While I would agree with your analysis of Snow White's character I can't seem to find it as bad or as pathetic as you think.

For one thing, the Snow White's personality is rather fitting for someone who is forced to live the life of a typical slave. A reading on the personality of the typical and chiche oppressed anonymous princess who apparently live a life of a slave under the proverbial shadow of a jealous queen that can at any time destroy her at whim cannot possibly suggest Snow White to be hard-headed alley cat.

Weak character development would, in this case, be unsuitable. True to her character Snow White is portrayed as a rather trusting, weakened and cowardly form of Spongebob in a dress but that would only make her a literally 'weak' character who is not expected to make a head charge into battle waiving a battleaxe with a smile, a notion that is by no means weak as in character development.

In many cases I can see a coherence in character and plot in regards to Snow White.

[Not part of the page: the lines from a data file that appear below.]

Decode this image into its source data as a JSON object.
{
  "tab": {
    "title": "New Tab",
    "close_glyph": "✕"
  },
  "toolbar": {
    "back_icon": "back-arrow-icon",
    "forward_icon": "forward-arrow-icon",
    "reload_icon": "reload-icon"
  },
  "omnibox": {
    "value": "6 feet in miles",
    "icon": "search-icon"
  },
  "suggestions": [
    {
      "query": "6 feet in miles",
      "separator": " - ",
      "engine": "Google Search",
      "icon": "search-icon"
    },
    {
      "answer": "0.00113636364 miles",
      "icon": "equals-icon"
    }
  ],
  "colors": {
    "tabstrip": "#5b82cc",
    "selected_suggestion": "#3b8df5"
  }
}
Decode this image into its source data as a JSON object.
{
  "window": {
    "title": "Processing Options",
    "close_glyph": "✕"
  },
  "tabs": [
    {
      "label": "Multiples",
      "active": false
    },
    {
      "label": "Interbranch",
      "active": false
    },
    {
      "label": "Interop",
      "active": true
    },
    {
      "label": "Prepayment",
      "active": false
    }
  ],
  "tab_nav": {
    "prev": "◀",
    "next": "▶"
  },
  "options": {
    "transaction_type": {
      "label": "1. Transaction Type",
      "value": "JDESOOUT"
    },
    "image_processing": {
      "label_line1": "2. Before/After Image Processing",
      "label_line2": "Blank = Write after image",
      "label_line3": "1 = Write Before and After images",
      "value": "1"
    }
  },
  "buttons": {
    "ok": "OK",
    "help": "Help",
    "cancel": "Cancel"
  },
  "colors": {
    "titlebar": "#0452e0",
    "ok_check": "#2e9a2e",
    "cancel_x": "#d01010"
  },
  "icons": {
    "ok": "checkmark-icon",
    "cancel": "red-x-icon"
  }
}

In light of the political correctness that today's Disney, we often see female characters with the typical sassiness, hard-headedness, bordering a severe case of recklessness which sometimes makes me wonder whether I'm seeing a different character, or that the previous female leads are true to the notion of 'actors in a different dress' rather than believable and complete characters. Its funny how you put Cinderella into the same mold as Ariel and Jasmine when you consider the fact that the Cinderella from the original film shares remarkable similarities with Snow White. Cinderella seems happy being doing chores and wearing rags. Her reaction after being torn apart from her jealous step-sisters was similar to how Snow White felt after running into the woods. She did not seem to suspect her stepmother when she locked Cinderella up any more than Snow White did when she accepted the apple. If Snow White cannot be seen as a strong-willed character, I can't reconcile myself to view Cinderella as being strong herself.

In other words, what constitutes a strongly conceived character is one that links with the plot and presents the audience with a view that is typically expected of the situation. To view Snow White as weak in character development is a blatant acceptance of feminist beliefs that the portrayal of womanhood being strong and ONLY strong as acceptable. If there's any reason why, like Michael Barrier, that I think the earlier films are much superior than what Disney churns out today is precisely that conspicuous lack of chiche plots and characters that are created solely as a politically correct deities (Taina being the greatest showcase) and commercialism-ridden force that ultimately consume later Disney films.